Americans are overwhelmingly in support of Joe Biden’s planned tax hike on corporations and the wealthy to pay for new infrastructure projects, despite Republican opposition in Congress, new polls have shown.
The US president earlier this week announced a “once-in-a-generation” $3trillion infrastructure proposal that would be funded by tax increases on companies and those earning over $400,000 (£290,000).
Mr Biden’s plan is a test of his belief that he can generate popular backing across the country even as conservatives seek to block him on Capitol Hill.
A Morning Consult/Politico poll on Thursday found that by a two-to-one margin voters prefer an infrastructure bill that includes Mr Biden’s proposed tax increases than those that do not, confounding expectation.
Only 27 per cent support infrastructure without tax hikes, which broadly represents the GOP’s stance.
It also found that voters support this expanded notion of infrastructure, with measures like increasing housing options for low-income families garnering the support of 70 per cent of registered voters, including 87 per cent of Democrats and 53 per cent of Republicans.
The idea of repairing and building roads, bridges, railways, ports and airports is appealing to the general public, especially since much of America’s infrastructure dates back to the 1950s and is generally considered to be dilapidated.
In announcing his Build Back Better plan from the former steel town of Pittsburgh, Mr Biden said it was time for big American corporations such as Amazon to start paying their fair share.
In 2017, then-President Donald Trump signed a new bill law that slashed the corporate tax rate from 35 per cent to 21 per cent. A report out this week found from the Institute on Taxation and Economic Policy found that 55 large US companies, including major brands such as Nike, paid no federal taxes last year.
Jennifer Rubin, an opinion writer at The Washington Post, claimed that the Republican framing of policy did not match reality. “There is not a hue and cry over a mammoth infrastructure bill. To the contrary, it is super popular. And Republicans might want to stop harping on the tax increases: Those make the bill even more popular,” she wrote in her column “Biden might just understand public opinion better than his critics”.

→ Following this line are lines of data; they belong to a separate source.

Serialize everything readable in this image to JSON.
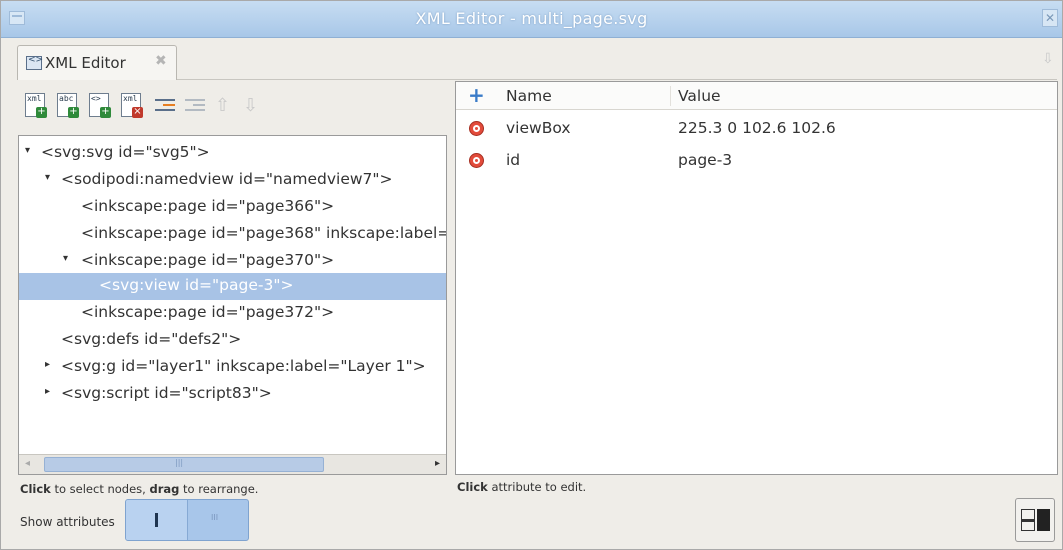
{
  "window": {
    "title": "XML Editor - multi_page.svg"
  },
  "tab": {
    "label": "XML Editor"
  },
  "toolbar": {
    "new_element_label": "xml",
    "new_text_label": "abc",
    "delete_label": "xml"
  },
  "tree": {
    "nodes": [
      {
        "text": "<svg:svg id=\"svg5\">",
        "expander": "▾",
        "selected": false
      },
      {
        "text": "<sodipodi:namedview id=\"namedview7\">",
        "expander": "▾",
        "selected": false
      },
      {
        "text": "<inkscape:page id=\"page366\">",
        "expander": "",
        "selected": false
      },
      {
        "text": "<inkscape:page id=\"page368\" inkscape:label=\"",
        "expander": "",
        "selected": false
      },
      {
        "text": "<inkscape:page id=\"page370\">",
        "expander": "▾",
        "selected": false
      },
      {
        "text": "<svg:view id=\"page-3\">",
        "expander": "",
        "selected": true
      },
      {
        "text": "<inkscape:page id=\"page372\">",
        "expander": "",
        "selected": false
      },
      {
        "text": "<svg:defs id=\"defs2\">",
        "expander": "",
        "selected": false
      },
      {
        "text": "<svg:g id=\"layer1\" inkscape:label=\"Layer 1\">",
        "expander": "▸",
        "selected": false
      },
      {
        "text": "<svg:script id=\"script83\">",
        "expander": "▸",
        "selected": false
      }
    ]
  },
  "left_hint": {
    "bold1": "Click",
    "mid": " to select nodes, ",
    "bold2": "drag",
    "end": " to rearrange."
  },
  "show_attributes": {
    "label": "Show attributes"
  },
  "attributes": {
    "header_name": "Name",
    "header_value": "Value",
    "rows": [
      {
        "name": "viewBox",
        "value": "225.3 0 102.6 102.6"
      },
      {
        "name": "id",
        "value": "page-3"
      }
    ]
  },
  "right_hint": {
    "bold": "Click",
    "rest": " attribute to edit."
  },
  "colors": {
    "selection": "#a8c3e6",
    "titlebar": "#a8c7e8",
    "delete": "#e24b3b",
    "add": "#3a7bc8"
  },
  "icons": [
    "window-icon",
    "close-icon",
    "xml-editor-icon",
    "new-element-icon",
    "new-text-icon",
    "duplicate-icon",
    "delete-node-icon",
    "unindent-icon",
    "indent-icon",
    "raise-icon",
    "lower-icon",
    "add-attribute-icon",
    "delete-attribute-icon",
    "layout-toggle-icon"
  ]
}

Mitch McConnell, Senate Minority Leader, and other senior Republicans have branded the bill a liberal “wish list” of wasteful spending.
Meanwhile, progressives in the president’s own party are urging him to “think bigger”, proposing $10 trillion in spending.
The Biden administration will likely use what is known as “budget reconciliation” to pass the bill with 51 votes in the narrowly divided Senate, effectively bypassing Republican opposition.
Budget reconciliation is an arcane procedural tool in the Senate that allows the majority party to get over the 60-vote threshold of the Senate filibuster and pass certain kinds of bills on a simple majority.
The Democrats could, in theory, set up three separate reconciliation bills: one for taxes, one for spending, and one for the federal debt limit.
Mr Biden has been polling high on the economy, as he has on his tackling of the Covid-19 pandemic.
The president’s approval lands at 72 per cent for his handling of the coronavirus, higher than the 68 per cent of Americans who said the same earlier this month just before Congress passed his record $1.9 trillion relief package – his first major legislative achievement.
Republicans, who no longer control the House or the Senate after spectacular upsets at the election, attempted in vain to block the stimulus bill.
Mr Biden, at the same time, is facing some early tests in his first two months in office, finding himself underwater for his handling of gun violence after three mass shootings in a fortnight and the surge of migrants crossing the US-Mexico border, which has brought at least 18,000 unaccompanied children into US custody.